[Directions]
Return every line in the entries below where the word "History" shows up.

[Stored records]
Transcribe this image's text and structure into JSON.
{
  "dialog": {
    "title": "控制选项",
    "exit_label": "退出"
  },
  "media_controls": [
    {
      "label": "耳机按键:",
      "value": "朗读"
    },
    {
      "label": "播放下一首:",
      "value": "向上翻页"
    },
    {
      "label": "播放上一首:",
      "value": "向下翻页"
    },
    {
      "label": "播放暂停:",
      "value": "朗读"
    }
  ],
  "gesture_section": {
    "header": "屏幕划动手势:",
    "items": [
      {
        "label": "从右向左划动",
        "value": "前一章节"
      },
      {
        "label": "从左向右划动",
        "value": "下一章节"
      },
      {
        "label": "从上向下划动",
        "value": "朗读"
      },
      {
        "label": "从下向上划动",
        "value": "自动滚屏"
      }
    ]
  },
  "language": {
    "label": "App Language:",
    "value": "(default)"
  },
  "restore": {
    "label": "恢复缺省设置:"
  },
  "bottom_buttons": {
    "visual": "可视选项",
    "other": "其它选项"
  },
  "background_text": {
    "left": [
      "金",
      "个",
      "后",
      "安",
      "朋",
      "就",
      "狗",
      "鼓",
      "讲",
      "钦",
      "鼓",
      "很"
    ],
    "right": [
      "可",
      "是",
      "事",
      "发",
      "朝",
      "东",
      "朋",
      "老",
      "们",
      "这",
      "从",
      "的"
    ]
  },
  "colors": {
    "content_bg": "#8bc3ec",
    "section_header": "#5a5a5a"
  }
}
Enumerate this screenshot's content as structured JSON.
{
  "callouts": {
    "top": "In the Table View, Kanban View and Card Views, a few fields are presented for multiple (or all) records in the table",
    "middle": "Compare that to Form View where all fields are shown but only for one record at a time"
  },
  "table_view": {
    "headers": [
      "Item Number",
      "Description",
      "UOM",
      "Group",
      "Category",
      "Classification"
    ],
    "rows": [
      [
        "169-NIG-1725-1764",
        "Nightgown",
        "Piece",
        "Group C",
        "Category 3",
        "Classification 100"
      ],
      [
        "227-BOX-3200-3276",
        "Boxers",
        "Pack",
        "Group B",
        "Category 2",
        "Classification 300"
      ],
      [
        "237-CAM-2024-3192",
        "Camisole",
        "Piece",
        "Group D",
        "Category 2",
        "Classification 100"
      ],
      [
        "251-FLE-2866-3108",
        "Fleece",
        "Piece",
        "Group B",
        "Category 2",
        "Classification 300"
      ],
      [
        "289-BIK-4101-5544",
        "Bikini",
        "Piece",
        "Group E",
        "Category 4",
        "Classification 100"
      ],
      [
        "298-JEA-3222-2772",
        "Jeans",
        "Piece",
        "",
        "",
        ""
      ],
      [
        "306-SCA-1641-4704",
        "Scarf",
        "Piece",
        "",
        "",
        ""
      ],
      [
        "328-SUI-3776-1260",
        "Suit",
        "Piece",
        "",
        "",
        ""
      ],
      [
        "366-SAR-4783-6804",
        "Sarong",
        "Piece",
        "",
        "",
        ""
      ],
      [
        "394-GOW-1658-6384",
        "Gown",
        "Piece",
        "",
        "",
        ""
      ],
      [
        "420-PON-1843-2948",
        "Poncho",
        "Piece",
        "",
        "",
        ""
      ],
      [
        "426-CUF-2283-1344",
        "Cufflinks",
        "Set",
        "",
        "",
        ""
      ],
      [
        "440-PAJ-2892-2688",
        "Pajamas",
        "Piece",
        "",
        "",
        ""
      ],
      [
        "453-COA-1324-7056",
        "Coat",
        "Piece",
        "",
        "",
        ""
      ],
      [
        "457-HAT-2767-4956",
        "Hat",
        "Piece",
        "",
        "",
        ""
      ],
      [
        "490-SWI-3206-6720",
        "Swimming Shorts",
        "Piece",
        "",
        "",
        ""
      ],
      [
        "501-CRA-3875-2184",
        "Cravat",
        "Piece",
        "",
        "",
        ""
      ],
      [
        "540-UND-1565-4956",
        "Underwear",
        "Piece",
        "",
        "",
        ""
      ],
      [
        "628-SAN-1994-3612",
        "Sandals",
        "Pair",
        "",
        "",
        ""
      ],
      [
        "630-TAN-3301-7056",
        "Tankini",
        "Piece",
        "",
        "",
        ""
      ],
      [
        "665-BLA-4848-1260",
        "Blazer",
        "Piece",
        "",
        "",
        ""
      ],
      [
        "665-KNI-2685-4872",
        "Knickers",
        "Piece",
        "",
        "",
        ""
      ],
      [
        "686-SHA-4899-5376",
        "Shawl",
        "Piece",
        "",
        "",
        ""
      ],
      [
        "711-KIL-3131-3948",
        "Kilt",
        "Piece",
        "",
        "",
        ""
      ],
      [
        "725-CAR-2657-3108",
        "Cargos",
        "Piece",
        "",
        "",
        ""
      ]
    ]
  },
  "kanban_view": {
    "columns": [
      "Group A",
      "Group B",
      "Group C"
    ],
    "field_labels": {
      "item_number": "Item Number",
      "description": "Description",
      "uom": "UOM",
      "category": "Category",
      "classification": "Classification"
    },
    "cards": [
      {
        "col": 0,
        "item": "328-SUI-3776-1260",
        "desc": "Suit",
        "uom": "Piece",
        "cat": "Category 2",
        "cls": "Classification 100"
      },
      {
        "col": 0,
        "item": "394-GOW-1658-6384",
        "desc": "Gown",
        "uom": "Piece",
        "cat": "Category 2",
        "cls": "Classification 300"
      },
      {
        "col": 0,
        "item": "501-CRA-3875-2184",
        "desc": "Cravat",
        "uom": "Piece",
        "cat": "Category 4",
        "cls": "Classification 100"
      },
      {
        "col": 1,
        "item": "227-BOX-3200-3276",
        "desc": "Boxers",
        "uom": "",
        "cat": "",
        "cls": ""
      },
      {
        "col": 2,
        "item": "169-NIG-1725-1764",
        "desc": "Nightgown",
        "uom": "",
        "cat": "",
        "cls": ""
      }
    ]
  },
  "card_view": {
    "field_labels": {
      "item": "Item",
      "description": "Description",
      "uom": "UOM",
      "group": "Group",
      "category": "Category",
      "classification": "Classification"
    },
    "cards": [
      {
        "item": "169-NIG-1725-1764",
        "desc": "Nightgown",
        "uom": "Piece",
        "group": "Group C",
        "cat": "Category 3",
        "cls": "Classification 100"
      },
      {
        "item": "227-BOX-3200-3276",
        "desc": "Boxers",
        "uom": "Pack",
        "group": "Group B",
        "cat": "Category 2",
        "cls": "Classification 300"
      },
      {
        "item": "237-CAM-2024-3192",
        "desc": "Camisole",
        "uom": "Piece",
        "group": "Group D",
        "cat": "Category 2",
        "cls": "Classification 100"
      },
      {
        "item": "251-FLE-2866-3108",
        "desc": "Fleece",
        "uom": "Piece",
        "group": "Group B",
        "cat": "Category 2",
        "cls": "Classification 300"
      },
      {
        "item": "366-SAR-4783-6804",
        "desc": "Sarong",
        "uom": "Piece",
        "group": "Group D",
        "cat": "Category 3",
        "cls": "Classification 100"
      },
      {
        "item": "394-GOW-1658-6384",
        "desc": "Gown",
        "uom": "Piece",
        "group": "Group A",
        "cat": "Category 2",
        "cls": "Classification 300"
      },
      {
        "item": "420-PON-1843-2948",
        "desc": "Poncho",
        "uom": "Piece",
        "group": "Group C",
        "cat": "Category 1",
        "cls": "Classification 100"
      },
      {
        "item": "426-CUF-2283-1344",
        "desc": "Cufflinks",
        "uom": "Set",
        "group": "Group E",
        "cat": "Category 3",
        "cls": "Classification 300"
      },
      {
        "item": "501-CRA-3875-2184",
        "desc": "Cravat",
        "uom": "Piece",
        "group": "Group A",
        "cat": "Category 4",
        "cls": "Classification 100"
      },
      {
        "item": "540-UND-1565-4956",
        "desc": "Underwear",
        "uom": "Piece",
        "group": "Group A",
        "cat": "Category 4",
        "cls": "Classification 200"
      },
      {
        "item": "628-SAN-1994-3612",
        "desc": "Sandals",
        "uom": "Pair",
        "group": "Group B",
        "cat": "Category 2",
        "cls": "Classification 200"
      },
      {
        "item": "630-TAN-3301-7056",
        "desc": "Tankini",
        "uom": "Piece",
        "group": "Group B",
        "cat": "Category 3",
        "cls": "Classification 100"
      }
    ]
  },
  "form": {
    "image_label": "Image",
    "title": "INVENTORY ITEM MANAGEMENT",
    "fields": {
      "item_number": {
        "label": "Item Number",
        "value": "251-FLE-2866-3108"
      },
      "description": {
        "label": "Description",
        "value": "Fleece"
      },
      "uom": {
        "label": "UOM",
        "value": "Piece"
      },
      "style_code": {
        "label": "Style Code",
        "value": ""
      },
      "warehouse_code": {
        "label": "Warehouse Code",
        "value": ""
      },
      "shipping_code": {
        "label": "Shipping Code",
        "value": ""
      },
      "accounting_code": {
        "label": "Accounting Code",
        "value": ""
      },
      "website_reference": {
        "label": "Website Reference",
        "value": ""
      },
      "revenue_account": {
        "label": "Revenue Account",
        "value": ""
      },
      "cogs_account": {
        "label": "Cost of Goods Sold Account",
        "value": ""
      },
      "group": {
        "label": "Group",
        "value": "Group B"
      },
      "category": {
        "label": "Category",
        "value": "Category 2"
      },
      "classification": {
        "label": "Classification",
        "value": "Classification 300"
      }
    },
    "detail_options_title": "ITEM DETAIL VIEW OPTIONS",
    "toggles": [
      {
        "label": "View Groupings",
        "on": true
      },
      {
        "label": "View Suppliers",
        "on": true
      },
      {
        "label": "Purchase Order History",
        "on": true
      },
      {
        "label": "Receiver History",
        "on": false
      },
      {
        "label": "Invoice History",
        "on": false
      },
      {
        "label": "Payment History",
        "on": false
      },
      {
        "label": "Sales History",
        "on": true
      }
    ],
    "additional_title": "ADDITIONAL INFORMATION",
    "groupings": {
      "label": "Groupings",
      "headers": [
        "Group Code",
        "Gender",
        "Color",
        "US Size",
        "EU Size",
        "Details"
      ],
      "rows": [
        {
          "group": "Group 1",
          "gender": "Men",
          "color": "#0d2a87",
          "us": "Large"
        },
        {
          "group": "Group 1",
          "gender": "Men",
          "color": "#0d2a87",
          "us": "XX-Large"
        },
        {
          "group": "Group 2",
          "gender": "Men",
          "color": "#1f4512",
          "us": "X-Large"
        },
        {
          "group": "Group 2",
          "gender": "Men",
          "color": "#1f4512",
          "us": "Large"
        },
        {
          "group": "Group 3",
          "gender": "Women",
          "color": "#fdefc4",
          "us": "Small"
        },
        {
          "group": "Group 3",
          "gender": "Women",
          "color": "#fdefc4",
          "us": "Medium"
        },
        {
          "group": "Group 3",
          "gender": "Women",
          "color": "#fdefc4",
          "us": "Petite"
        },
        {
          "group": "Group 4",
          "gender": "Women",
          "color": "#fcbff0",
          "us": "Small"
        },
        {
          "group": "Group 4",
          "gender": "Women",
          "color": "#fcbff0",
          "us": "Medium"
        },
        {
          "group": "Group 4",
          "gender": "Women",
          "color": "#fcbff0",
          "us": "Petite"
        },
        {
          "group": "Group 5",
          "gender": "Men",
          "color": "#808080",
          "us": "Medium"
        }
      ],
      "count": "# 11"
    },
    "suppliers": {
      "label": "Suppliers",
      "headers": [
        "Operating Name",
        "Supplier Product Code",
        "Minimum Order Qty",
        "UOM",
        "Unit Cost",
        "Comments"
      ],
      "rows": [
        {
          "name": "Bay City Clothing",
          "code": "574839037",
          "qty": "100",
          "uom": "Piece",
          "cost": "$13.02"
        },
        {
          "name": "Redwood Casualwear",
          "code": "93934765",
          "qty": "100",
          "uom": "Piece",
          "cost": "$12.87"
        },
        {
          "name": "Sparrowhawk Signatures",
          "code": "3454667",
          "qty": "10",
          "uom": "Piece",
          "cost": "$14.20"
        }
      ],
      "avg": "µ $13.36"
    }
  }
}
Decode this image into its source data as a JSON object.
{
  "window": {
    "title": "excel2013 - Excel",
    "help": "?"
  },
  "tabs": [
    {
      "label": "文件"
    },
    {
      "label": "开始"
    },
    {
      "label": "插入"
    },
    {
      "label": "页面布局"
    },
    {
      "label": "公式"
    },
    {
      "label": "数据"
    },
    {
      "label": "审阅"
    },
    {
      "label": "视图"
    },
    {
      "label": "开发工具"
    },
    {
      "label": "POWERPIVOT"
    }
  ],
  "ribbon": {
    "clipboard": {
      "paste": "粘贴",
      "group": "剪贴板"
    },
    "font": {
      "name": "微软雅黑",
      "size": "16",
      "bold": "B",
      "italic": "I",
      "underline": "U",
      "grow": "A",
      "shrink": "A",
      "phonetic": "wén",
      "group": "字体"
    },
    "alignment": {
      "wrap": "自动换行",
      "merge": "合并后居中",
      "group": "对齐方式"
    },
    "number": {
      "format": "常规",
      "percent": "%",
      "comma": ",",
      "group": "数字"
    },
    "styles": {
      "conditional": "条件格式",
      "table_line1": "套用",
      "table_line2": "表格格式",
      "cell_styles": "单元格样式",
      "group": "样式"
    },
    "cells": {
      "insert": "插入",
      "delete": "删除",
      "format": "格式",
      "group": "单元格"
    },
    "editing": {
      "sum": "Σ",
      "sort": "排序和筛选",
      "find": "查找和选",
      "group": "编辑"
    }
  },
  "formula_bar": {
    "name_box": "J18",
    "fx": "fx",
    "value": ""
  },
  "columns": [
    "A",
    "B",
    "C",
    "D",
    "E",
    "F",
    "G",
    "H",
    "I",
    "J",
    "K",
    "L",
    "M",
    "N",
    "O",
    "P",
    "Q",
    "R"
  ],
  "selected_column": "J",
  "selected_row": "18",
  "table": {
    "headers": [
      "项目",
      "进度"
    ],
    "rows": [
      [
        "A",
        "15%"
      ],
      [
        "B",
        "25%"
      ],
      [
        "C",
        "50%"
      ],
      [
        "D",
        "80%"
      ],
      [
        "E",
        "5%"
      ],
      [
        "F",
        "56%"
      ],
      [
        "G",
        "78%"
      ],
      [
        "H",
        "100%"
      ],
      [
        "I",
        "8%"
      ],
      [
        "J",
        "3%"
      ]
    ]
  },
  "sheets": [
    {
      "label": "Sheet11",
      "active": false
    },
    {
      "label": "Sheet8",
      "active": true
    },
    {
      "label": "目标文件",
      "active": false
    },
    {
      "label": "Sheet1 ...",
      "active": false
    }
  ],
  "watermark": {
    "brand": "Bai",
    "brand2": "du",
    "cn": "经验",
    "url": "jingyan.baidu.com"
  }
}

[Task result]
        "label": "Purchase Order History",
        "label": "Receiver History",
        "label": "Invoice History",
        "label": "Payment History",
        "label": "Sales History",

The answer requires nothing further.